■ Work instruction: A single number is the answer here: the count of lines in the records below in which the word "Properties" appears.

■ Items from a dataset:

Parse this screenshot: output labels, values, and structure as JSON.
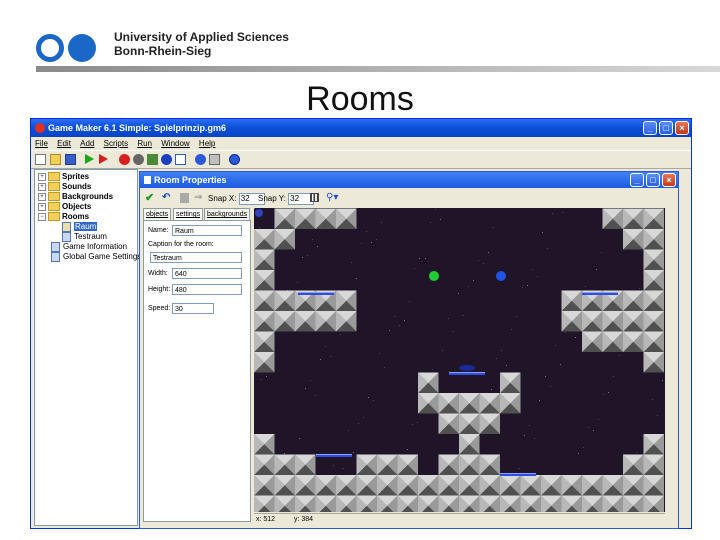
{
  "header": {
    "institution_line1": "University of Applied Sciences",
    "institution_line2": "Bonn-Rhein-Sieg",
    "slide_title": "Rooms"
  },
  "window": {
    "title": "Game Maker 6.1 Simple: Spielprinzip.gm6",
    "menu": [
      "File",
      "Edit",
      "Add",
      "Scripts",
      "Run",
      "Window",
      "Help"
    ],
    "toolbar_icons": [
      "new-icon",
      "open-icon",
      "save-icon",
      "run-icon",
      "run-debug-icon",
      "sprite-icon",
      "sound-icon",
      "background-icon",
      "object-icon",
      "room-icon",
      "info-icon",
      "settings-icon",
      "help-icon"
    ]
  },
  "tree": {
    "items": [
      {
        "label": "Sprites",
        "kind": "folder"
      },
      {
        "label": "Sounds",
        "kind": "folder"
      },
      {
        "label": "Backgrounds",
        "kind": "folder"
      },
      {
        "label": "Objects",
        "kind": "folder"
      },
      {
        "label": "Rooms",
        "kind": "folder"
      },
      {
        "label": "Raum",
        "kind": "resource"
      },
      {
        "label": "Testraum",
        "kind": "resource"
      },
      {
        "label": "Game Information",
        "kind": "resource"
      },
      {
        "label": "Global Game Settings",
        "kind": "resource"
      }
    ]
  },
  "room": {
    "title": "Room Properties",
    "snap_x_label": "Snap X:",
    "snap_x": "32",
    "snap_y_label": "Snap Y:",
    "snap_y": "32",
    "tabs": [
      "objects",
      "settings",
      "backgrounds"
    ],
    "active_tab": "settings",
    "name_label": "Name:",
    "name": "Raum",
    "caption_label": "Caption for the room:",
    "caption": "Testraum",
    "width_label": "Width:",
    "width": "640",
    "height_label": "Height:",
    "height": "480",
    "speed_label": "Speed:",
    "speed": "30",
    "status_x": "x: 512",
    "status_y": "y: 384"
  },
  "colors": {
    "title_blue": "#0a4fd8",
    "room_bg": "#201528",
    "platform": "#2f4de0",
    "ball_green": "#22cc33",
    "ball_blue": "#1f55e6"
  }
}
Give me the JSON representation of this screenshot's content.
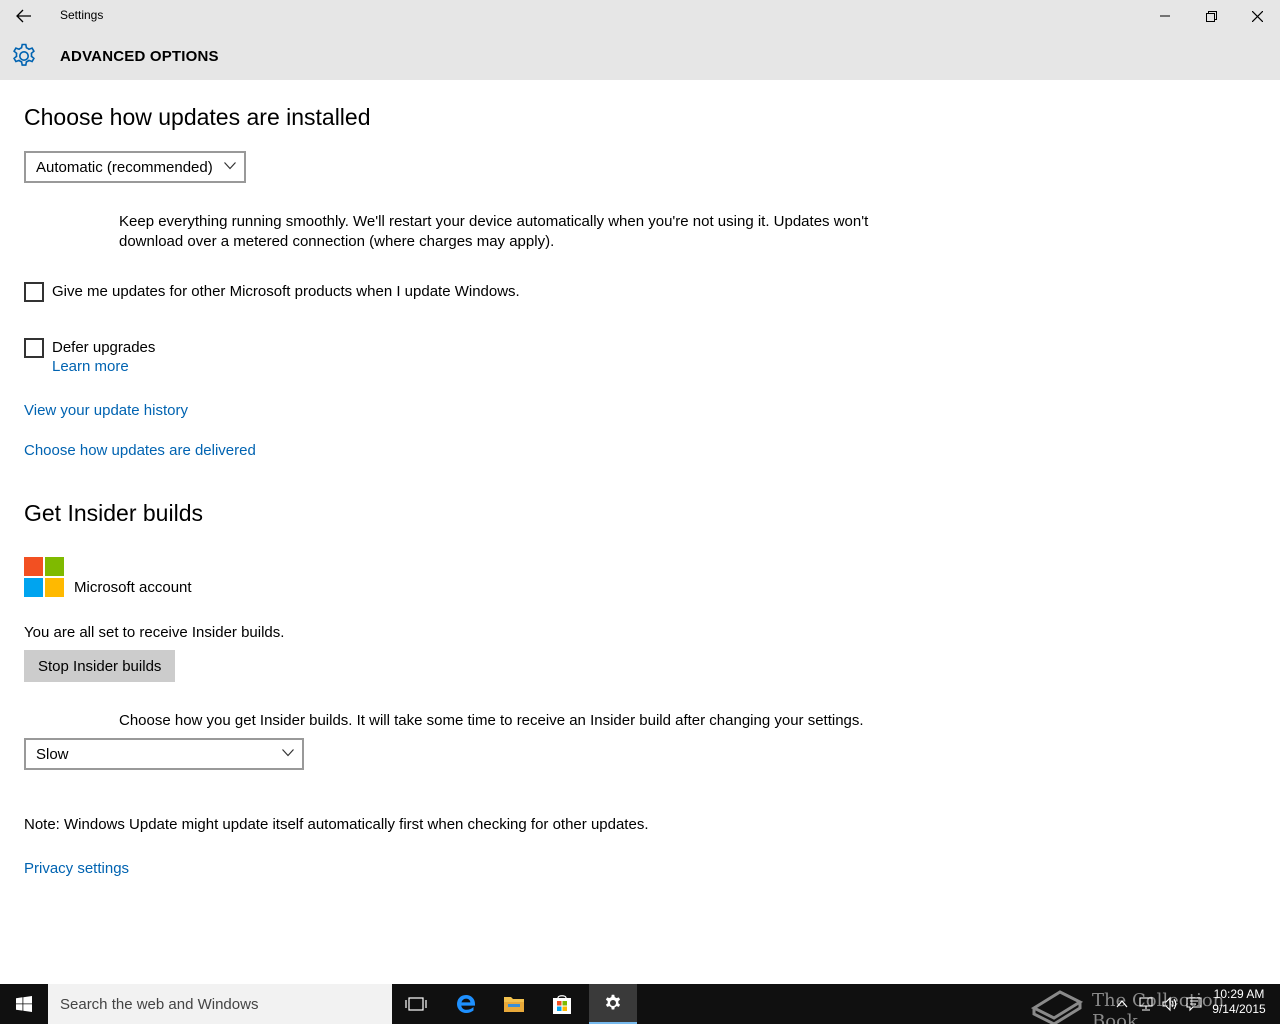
{
  "window": {
    "title": "Settings"
  },
  "header": {
    "title": "ADVANCED OPTIONS",
    "accent_color": "#0063b1"
  },
  "install": {
    "heading": "Choose how updates are installed",
    "selected": "Automatic (recommended)",
    "description": "Keep everything running smoothly. We'll restart your device automatically when you're not using it. Updates won't download over a metered connection (where charges may apply)."
  },
  "options": {
    "other_products_label": "Give me updates for other Microsoft products when I update Windows.",
    "other_products_checked": false,
    "defer_label": "Defer upgrades",
    "defer_checked": false,
    "learn_more": "Learn more"
  },
  "links": {
    "update_history": "View your update history",
    "delivery": "Choose how updates are delivered"
  },
  "insider": {
    "heading": "Get Insider builds",
    "account_label": "Microsoft account",
    "status": "You are all set to receive Insider builds.",
    "stop_button": "Stop Insider builds",
    "choose_text": "Choose how you get Insider builds. It will take some time to receive an Insider build after changing your settings.",
    "ring_selected": "Slow"
  },
  "footer": {
    "note": "Note: Windows Update might update itself automatically first when checking for other updates.",
    "privacy_link": "Privacy settings"
  },
  "taskbar": {
    "search_placeholder": "Search the web and Windows",
    "time": "10:29 AM",
    "date": "9/14/2015",
    "watermark": "The Collection Book"
  }
}
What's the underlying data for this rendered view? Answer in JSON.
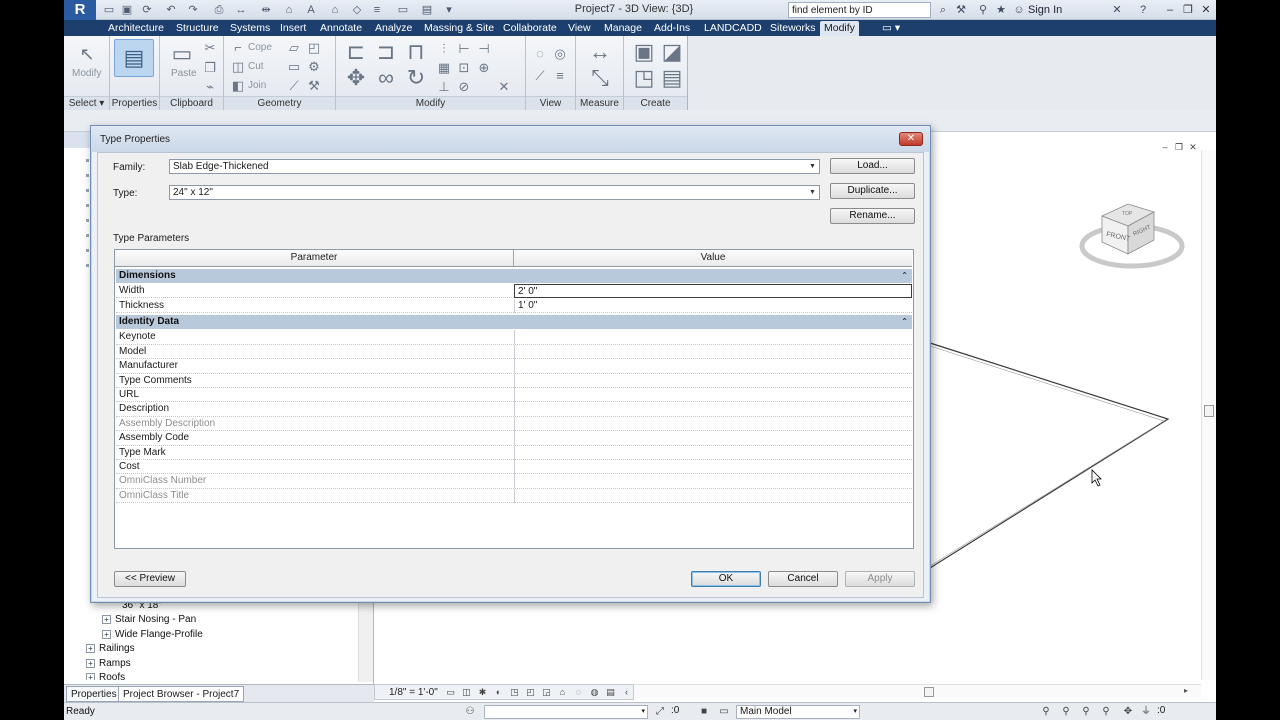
{
  "window": {
    "title": "Project7 - 3D View: {3D}"
  },
  "search": {
    "value": "find element by ID"
  },
  "account": {
    "sign_in": "Sign In"
  },
  "tabs": [
    {
      "label": "Architecture"
    },
    {
      "label": "Structure"
    },
    {
      "label": "Systems"
    },
    {
      "label": "Insert"
    },
    {
      "label": "Annotate"
    },
    {
      "label": "Analyze"
    },
    {
      "label": "Massing & Site"
    },
    {
      "label": "Collaborate"
    },
    {
      "label": "View"
    },
    {
      "label": "Manage"
    },
    {
      "label": "Add-Ins"
    },
    {
      "label": "LANDCADD"
    },
    {
      "label": "Siteworks"
    },
    {
      "label": "Modify"
    }
  ],
  "ribbon": {
    "modify_label": "Modify",
    "paste_label": "Paste",
    "cope_label": "Cope",
    "cut_label": "Cut",
    "join_label": "Join",
    "panels": {
      "select": "Select",
      "properties": "Properties",
      "clipboard": "Clipboard",
      "geometry": "Geometry",
      "modify": "Modify",
      "view": "View",
      "measure": "Measure",
      "create": "Create"
    }
  },
  "browser": {
    "header": "Project Browser - Project7",
    "tree": [
      {
        "label": "36\" x 18\"",
        "toggle": ""
      },
      {
        "label": "Stair Nosing - Pan",
        "toggle": "+"
      },
      {
        "label": "Wide Flange-Profile",
        "toggle": "+"
      },
      {
        "label": "Railings",
        "toggle": "+"
      },
      {
        "label": "Ramps",
        "toggle": "+"
      },
      {
        "label": "Roofs",
        "toggle": "+"
      }
    ],
    "tabs": [
      {
        "label": "Properties"
      },
      {
        "label": "Project Browser - Project7"
      }
    ]
  },
  "view": {
    "scale": "1/8\" = 1'-0\""
  },
  "status": {
    "text": "Ready",
    "coord": ":0",
    "model": "Main Model",
    "filter": ":0"
  },
  "dialog": {
    "title": "Type Properties",
    "family_label": "Family:",
    "family_value": "Slab Edge-Thickened",
    "type_label": "Type:",
    "type_value": "24\" x 12\"",
    "load_btn": "Load...",
    "duplicate_btn": "Duplicate...",
    "rename_btn": "Rename...",
    "type_params_label": "Type Parameters",
    "col_parameter": "Parameter",
    "col_value": "Value",
    "groups": [
      {
        "name": "Dimensions",
        "rows": [
          {
            "name": "Width",
            "value": "2'  0\"",
            "dim": false
          },
          {
            "name": "Thickness",
            "value": "1'  0\"",
            "dim": false
          }
        ]
      },
      {
        "name": "Identity Data",
        "rows": [
          {
            "name": "Keynote",
            "value": "",
            "dim": false
          },
          {
            "name": "Model",
            "value": "",
            "dim": false
          },
          {
            "name": "Manufacturer",
            "value": "",
            "dim": false
          },
          {
            "name": "Type Comments",
            "value": "",
            "dim": false
          },
          {
            "name": "URL",
            "value": "",
            "dim": false
          },
          {
            "name": "Description",
            "value": "",
            "dim": false
          },
          {
            "name": "Assembly Description",
            "value": "",
            "dim": true
          },
          {
            "name": "Assembly Code",
            "value": "",
            "dim": false
          },
          {
            "name": "Type Mark",
            "value": "",
            "dim": false
          },
          {
            "name": "Cost",
            "value": "",
            "dim": false
          },
          {
            "name": "OmniClass Number",
            "value": "",
            "dim": true
          },
          {
            "name": "OmniClass Title",
            "value": "",
            "dim": true
          }
        ]
      }
    ],
    "preview_btn": "<< Preview",
    "ok_btn": "OK",
    "cancel_btn": "Cancel",
    "apply_btn": "Apply"
  },
  "viewcube": {
    "front": "FRONT",
    "right": "RIGHT",
    "top": "TOP"
  },
  "colors": {
    "tab_bar": "#1c3f6e",
    "group_row": "#b9c9dc",
    "close_button": "#c0392b"
  }
}
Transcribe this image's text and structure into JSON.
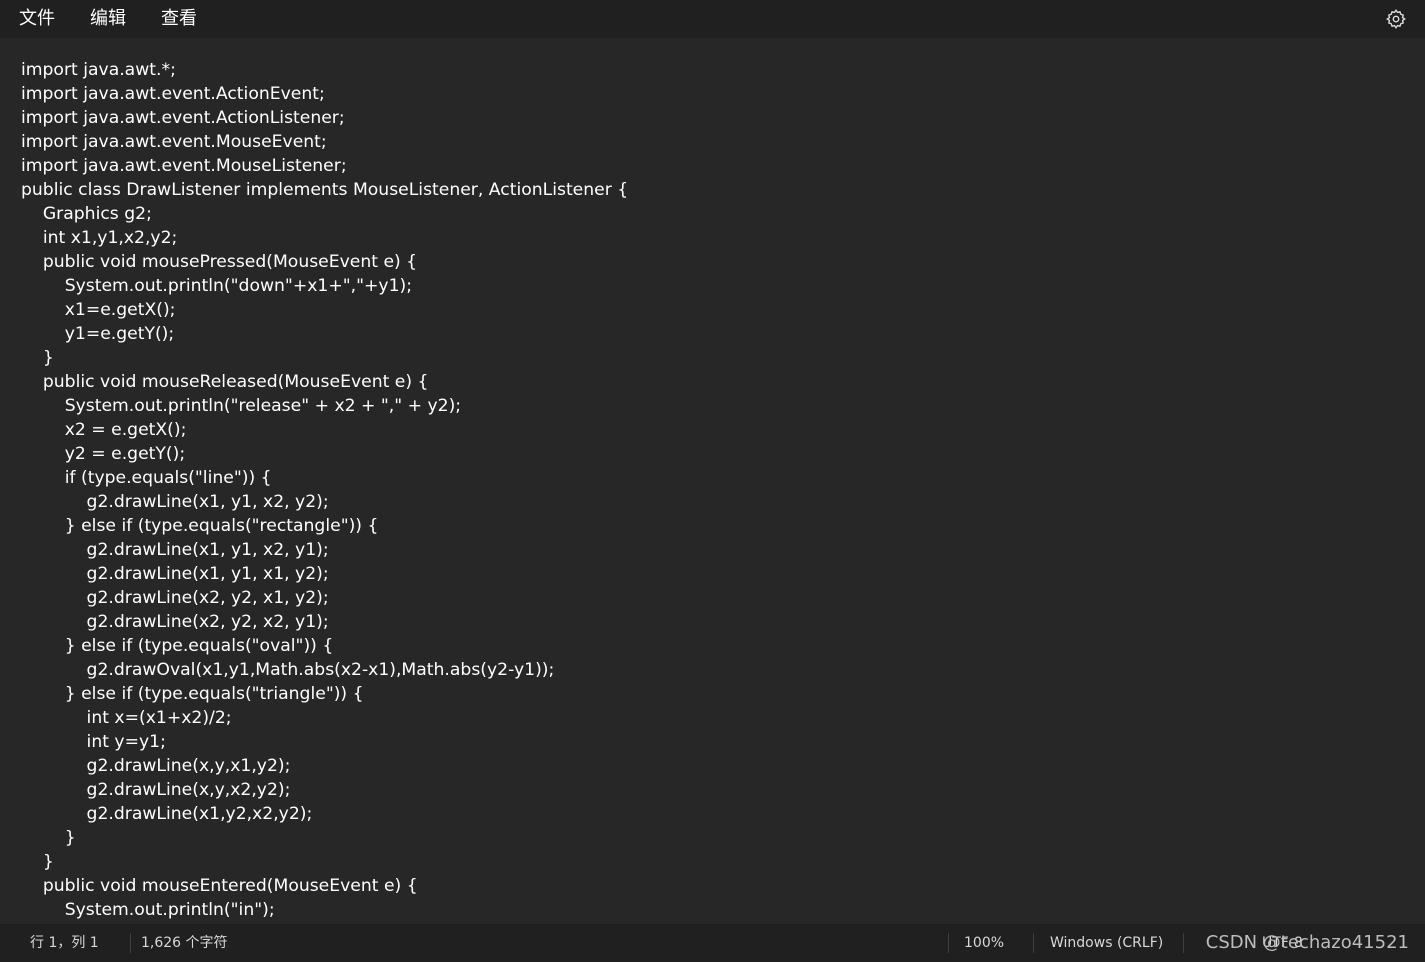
{
  "menu": {
    "file": "文件",
    "edit": "编辑",
    "view": "查看"
  },
  "icons": {
    "settings": "gear-icon"
  },
  "editor": {
    "lines": [
      "import java.awt.*;",
      "import java.awt.event.ActionEvent;",
      "import java.awt.event.ActionListener;",
      "import java.awt.event.MouseEvent;",
      "import java.awt.event.MouseListener;",
      "public class DrawListener implements MouseListener, ActionListener {",
      "    Graphics g2;",
      "    int x1,y1,x2,y2;",
      "    public void mousePressed(MouseEvent e) {",
      "        System.out.println(\"down\"+x1+\",\"+y1);",
      "        x1=e.getX();",
      "        y1=e.getY();",
      "    }",
      "    public void mouseReleased(MouseEvent e) {",
      "        System.out.println(\"release\" + x2 + \",\" + y2);",
      "        x2 = e.getX();",
      "        y2 = e.getY();",
      "        if (type.equals(\"line\")) {",
      "            g2.drawLine(x1, y1, x2, y2);",
      "        } else if (type.equals(\"rectangle\")) {",
      "            g2.drawLine(x1, y1, x2, y1);",
      "            g2.drawLine(x1, y1, x1, y2);",
      "            g2.drawLine(x2, y2, x1, y2);",
      "            g2.drawLine(x2, y2, x2, y1);",
      "        } else if (type.equals(\"oval\")) {",
      "            g2.drawOval(x1,y1,Math.abs(x2-x1),Math.abs(y2-y1));",
      "        } else if (type.equals(\"triangle\")) {",
      "            int x=(x1+x2)/2;",
      "            int y=y1;",
      "            g2.drawLine(x,y,x1,y2);",
      "            g2.drawLine(x,y,x2,y2);",
      "            g2.drawLine(x1,y2,x2,y2);",
      "        }",
      "    }",
      "    public void mouseEntered(MouseEvent e) {",
      "        System.out.println(\"in\");"
    ]
  },
  "status": {
    "position": "行 1，列 1",
    "char_count": "1,626 个字符",
    "zoom": "100%",
    "line_ending": "Windows (CRLF)",
    "encoding": "UTF-8",
    "watermark": "CSDN @techazo41521"
  }
}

■ Exercise response: 4